This exercise calls for printing every record exactly once more.
(RECORDED INFORMATION Opens)
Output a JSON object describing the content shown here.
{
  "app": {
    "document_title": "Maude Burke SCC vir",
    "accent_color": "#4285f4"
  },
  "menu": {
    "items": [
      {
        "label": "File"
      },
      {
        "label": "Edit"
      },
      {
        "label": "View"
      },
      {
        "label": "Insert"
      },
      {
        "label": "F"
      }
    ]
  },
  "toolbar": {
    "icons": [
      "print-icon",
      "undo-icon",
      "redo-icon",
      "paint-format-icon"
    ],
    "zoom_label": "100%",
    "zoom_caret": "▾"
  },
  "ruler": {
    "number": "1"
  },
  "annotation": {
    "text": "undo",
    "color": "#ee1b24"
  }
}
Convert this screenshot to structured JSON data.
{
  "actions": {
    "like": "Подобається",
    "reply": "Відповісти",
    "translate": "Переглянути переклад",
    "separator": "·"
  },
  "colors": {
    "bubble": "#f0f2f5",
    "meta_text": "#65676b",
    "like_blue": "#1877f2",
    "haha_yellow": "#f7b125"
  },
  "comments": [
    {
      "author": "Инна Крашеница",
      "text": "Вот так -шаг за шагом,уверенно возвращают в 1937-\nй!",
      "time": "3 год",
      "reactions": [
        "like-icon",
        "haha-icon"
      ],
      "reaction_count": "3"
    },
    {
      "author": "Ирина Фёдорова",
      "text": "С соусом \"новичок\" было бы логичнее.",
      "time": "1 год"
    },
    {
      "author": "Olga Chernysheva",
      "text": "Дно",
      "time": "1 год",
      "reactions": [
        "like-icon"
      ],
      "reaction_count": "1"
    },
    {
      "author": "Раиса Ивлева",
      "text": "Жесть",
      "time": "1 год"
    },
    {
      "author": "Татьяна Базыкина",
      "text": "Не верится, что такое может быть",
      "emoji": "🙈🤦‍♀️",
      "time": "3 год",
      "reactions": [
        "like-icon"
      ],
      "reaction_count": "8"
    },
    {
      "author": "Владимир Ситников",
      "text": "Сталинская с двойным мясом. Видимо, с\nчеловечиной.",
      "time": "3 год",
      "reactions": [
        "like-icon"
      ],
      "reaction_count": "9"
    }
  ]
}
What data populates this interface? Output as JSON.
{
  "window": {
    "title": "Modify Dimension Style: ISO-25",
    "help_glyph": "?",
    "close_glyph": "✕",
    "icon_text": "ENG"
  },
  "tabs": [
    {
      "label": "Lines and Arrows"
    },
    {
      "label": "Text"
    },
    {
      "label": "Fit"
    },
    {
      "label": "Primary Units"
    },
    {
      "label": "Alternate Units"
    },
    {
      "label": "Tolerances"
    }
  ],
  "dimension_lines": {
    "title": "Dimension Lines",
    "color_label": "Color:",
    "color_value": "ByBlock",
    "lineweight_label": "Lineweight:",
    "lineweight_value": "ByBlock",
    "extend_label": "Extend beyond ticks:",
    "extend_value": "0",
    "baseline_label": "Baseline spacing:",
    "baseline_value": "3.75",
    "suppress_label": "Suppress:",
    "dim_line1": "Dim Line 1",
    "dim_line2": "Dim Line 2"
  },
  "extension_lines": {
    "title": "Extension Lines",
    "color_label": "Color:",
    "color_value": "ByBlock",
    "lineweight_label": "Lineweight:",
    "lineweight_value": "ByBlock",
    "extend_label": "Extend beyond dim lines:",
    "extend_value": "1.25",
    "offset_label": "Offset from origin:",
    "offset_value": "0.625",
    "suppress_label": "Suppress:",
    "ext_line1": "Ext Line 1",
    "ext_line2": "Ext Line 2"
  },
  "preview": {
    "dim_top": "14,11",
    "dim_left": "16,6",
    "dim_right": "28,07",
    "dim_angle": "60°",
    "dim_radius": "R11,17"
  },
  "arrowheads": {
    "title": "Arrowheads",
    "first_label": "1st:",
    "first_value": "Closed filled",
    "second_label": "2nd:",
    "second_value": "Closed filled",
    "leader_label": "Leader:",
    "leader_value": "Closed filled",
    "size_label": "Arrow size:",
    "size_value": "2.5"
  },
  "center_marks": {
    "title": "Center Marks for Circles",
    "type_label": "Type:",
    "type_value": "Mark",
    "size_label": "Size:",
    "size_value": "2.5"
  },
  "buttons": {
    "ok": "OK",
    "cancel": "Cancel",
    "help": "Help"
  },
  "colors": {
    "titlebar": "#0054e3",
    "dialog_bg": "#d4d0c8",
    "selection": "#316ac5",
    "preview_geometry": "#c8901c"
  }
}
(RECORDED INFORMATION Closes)
_FINISHED EXERCISE_
Output a JSON object describing the content shown here.
{
  "app": {
    "document_title": "Maude Burke SCC vir",
    "accent_color": "#4285f4"
  },
  "menu": {
    "items": [
      {
        "label": "File"
      },
      {
        "label": "Edit"
      },
      {
        "label": "View"
      },
      {
        "label": "Insert"
      },
      {
        "label": "F"
      }
    ]
  },
  "toolbar": {
    "icons": [
      "print-icon",
      "undo-icon",
      "redo-icon",
      "paint-format-icon"
    ],
    "zoom_label": "100%",
    "zoom_caret": "▾"
  },
  "ruler": {
    "number": "1"
  },
  "annotation": {
    "text": "undo",
    "color": "#ee1b24"
  }
}
Convert this screenshot to structured JSON data.
{
  "actions": {
    "like": "Подобається",
    "reply": "Відповісти",
    "translate": "Переглянути переклад",
    "separator": "·"
  },
  "colors": {
    "bubble": "#f0f2f5",
    "meta_text": "#65676b",
    "like_blue": "#1877f2",
    "haha_yellow": "#f7b125"
  },
  "comments": [
    {
      "author": "Инна Крашеница",
      "text": "Вот так -шаг за шагом,уверенно возвращают в 1937-\nй!",
      "time": "3 год",
      "reactions": [
        "like-icon",
        "haha-icon"
      ],
      "reaction_count": "3"
    },
    {
      "author": "Ирина Фёдорова",
      "text": "С соусом \"новичок\" было бы логичнее.",
      "time": "1 год"
    },
    {
      "author": "Olga Chernysheva",
      "text": "Дно",
      "time": "1 год",
      "reactions": [
        "like-icon"
      ],
      "reaction_count": "1"
    },
    {
      "author": "Раиса Ивлева",
      "text": "Жесть",
      "time": "1 год"
    },
    {
      "author": "Татьяна Базыкина",
      "text": "Не верится, что такое может быть",
      "emoji": "🙈🤦‍♀️",
      "time": "3 год",
      "reactions": [
        "like-icon"
      ],
      "reaction_count": "8"
    },
    {
      "author": "Владимир Ситников",
      "text": "Сталинская с двойным мясом. Видимо, с\nчеловечиной.",
      "time": "3 год",
      "reactions": [
        "like-icon"
      ],
      "reaction_count": "9"
    }
  ]
}
What data populates this interface? Output as JSON.
{
  "window": {
    "title": "Modify Dimension Style: ISO-25",
    "help_glyph": "?",
    "close_glyph": "✕",
    "icon_text": "ENG"
  },
  "tabs": [
    {
      "label": "Lines and Arrows"
    },
    {
      "label": "Text"
    },
    {
      "label": "Fit"
    },
    {
      "label": "Primary Units"
    },
    {
      "label": "Alternate Units"
    },
    {
      "label": "Tolerances"
    }
  ],
  "dimension_lines": {
    "title": "Dimension Lines",
    "color_label": "Color:",
    "color_value": "ByBlock",
    "lineweight_label": "Lineweight:",
    "lineweight_value": "ByBlock",
    "extend_label": "Extend beyond ticks:",
    "extend_value": "0",
    "baseline_label": "Baseline spacing:",
    "baseline_value": "3.75",
    "suppress_label": "Suppress:",
    "dim_line1": "Dim Line 1",
    "dim_line2": "Dim Line 2"
  },
  "extension_lines": {
    "title": "Extension Lines",
    "color_label": "Color:",
    "color_value": "ByBlock",
    "lineweight_label": "Lineweight:",
    "lineweight_value": "ByBlock",
    "extend_label": "Extend beyond dim lines:",
    "extend_value": "1.25",
    "offset_label": "Offset from origin:",
    "offset_value": "0.625",
    "suppress_label": "Suppress:",
    "ext_line1": "Ext Line 1",
    "ext_line2": "Ext Line 2"
  },
  "preview": {
    "dim_top": "14,11",
    "dim_left": "16,6",
    "dim_right": "28,07",
    "dim_angle": "60°",
    "dim_radius": "R11,17"
  },
  "arrowheads": {
    "title": "Arrowheads",
    "first_label": "1st:",
    "first_value": "Closed filled",
    "second_label": "2nd:",
    "second_value": "Closed filled",
    "leader_label": "Leader:",
    "leader_value": "Closed filled",
    "size_label": "Arrow size:",
    "size_value": "2.5"
  },
  "center_marks": {
    "title": "Center Marks for Circles",
    "type_label": "Type:",
    "type_value": "Mark",
    "size_label": "Size:",
    "size_value": "2.5"
  },
  "buttons": {
    "ok": "OK",
    "cancel": "Cancel",
    "help": "Help"
  },
  "colors": {
    "titlebar": "#0054e3",
    "dialog_bg": "#d4d0c8",
    "selection": "#316ac5",
    "preview_geometry": "#c8901c"
  }
}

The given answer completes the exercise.